In 1907, the Turkish physician Peppo Acchioté suggested use of the eponym Devic’s disease or Devic’s syndrome for NMOSD. He also reported another case of bilateral optic neuritis, paraparesis, and sensory impairments.2

In 1935, the German neurologist Erwin Stengel described a series of patients who had neuritis cranialis with brainstem encephalitis, referring to this condition as neuro-encephalitis. One of the patients had optic neuritis, which he described as neuro-encephalitis optica.2 

Another, earlier possible mention of neuro-encephalitis optica was discovered in the second edition of John Abercrombie’s (1780-1844) Pathological and Practical Researches on Diseases of the Brain and Spinal Cord. Manifestations of the disorder included recalcitrant vomiting, relapsing vision loss, intractable hiccups, and spinal pain, all of which are harbingers of myelitis and medulla oblongata involvement.2 

NMOSD in the 20th and 21st Centuries

During the past 120 years, various diagnostic criteria for NMOSD have been proposed. This biggest issue involved the differentiation of NMOSD from MS; the 2 conditions share many clinical characteristics. For a while, it was necessary to base the diagnosis of NMOSD on clinical and radiological findings indicating the presence of lesions on the spinal cord and optic nerves. In NMOSD,  the central regions of the nerves tend to be affected, with lesions rarely reaching the surface, whereas, in MS, the peripheral regions are more often affected.3 

Differentiation between NMOSD and MS became significantly easier after 2004, when researchers discovered a biomarker for NMOSD — pathogenic autoantibodies, or immunoglobulin G antibodies (IgGs), binding at or near the blood-brain barrier.4 In 2005, many of the same researchers discovered that the IgGs specifically attack AQP4 channels (AQP4-IgGs).5 In conjunction with radiological and clinical findings, laboratory results must indicate NMO-IgG seropositivity if NMOSD is to be diagnosed. NMO-IgG negativity indicates a possible diagnosis of MS.2 

However, recent investigations have identified a small subset of patients with symptoms of NMOSD but without AQP4-IgG seropositivity, suggesting that other pathological mechanisms may cause NMOSD symptoms. Because of the possibility that the same disorder may have multiple causes, it has been suggested that the term Devic disease be changed to Devic syndrome, referring to a clinical phenotype manifesting with specific symptoms of optic neuritis and myelitis. These clinical manifestations or phenotypes have recently been shown to be broad in scope; thus, many authors and researchers have proposed use of the term NMOSD spectrum disorder to indicate the variety of clinical manifestations of this disorder.2  


  1. Devic’s disease (neuromyelitis optica): symptoms & treatment.
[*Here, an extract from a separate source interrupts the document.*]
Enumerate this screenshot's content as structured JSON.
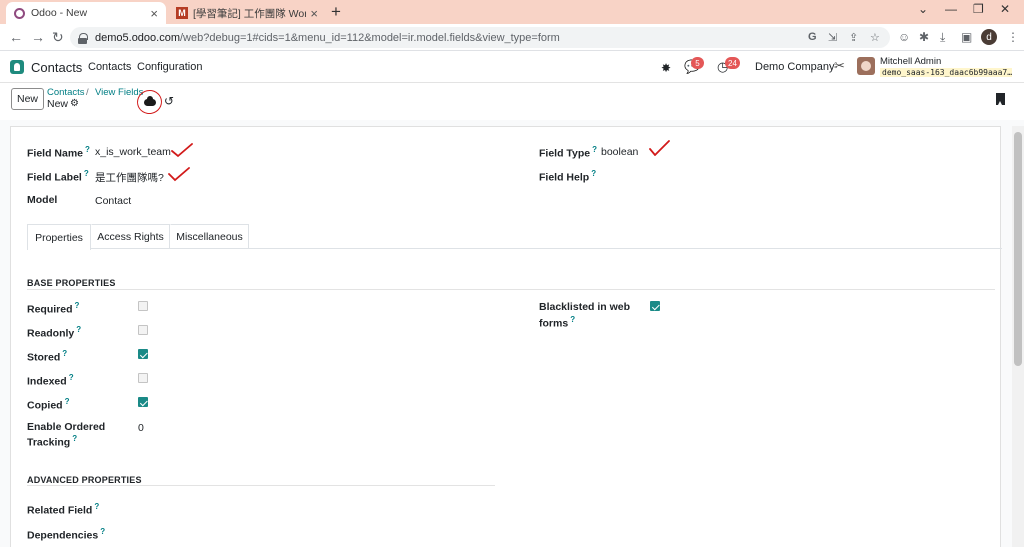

Cleveland Clinic. Accessed October 15, 2021.
  2. Jarius S, Wildemann B. The history of neuromyelitis optica. J Neuroinflammation. 2013;10:8. doi:10.1186/1742-2094-10-8
  3. Lalan S, Khan M, Schlakman B, Penman A, Gatlin J, Herndon R. Differentiation of neuromyelitis optica from multiple sclerosis on spinal magnetic resonance imaging. Int J MS Care. 2012;14(4):209-214. doi:10.7224/1537-2073-14.4.209
  4. Lennon VA, Wingerchuk DM, Kryzer TJ, et al. A serum autoantibody marker of neuromyelitis optica: distinction from multiple sclerosis. Lancet. 2004;364(9451):2106-2112. doi:10.1016/S0140-6736(04)17551-X
  5. Lennon VA, Kryzer TJ, Pittock SJ, Verkman AS, Hinson SR. IgG marker of optic-spinal multiple sclerosis binds to the aquaporin-4 water channel. J Exp Med. 2005;202(4):473-477. doi:10.1084/jem.20050304

Reviewed by Kyle Habet, MD, on 10/8/2021.

Reviewed by Kyle Habet, MD, on 10/8/2021.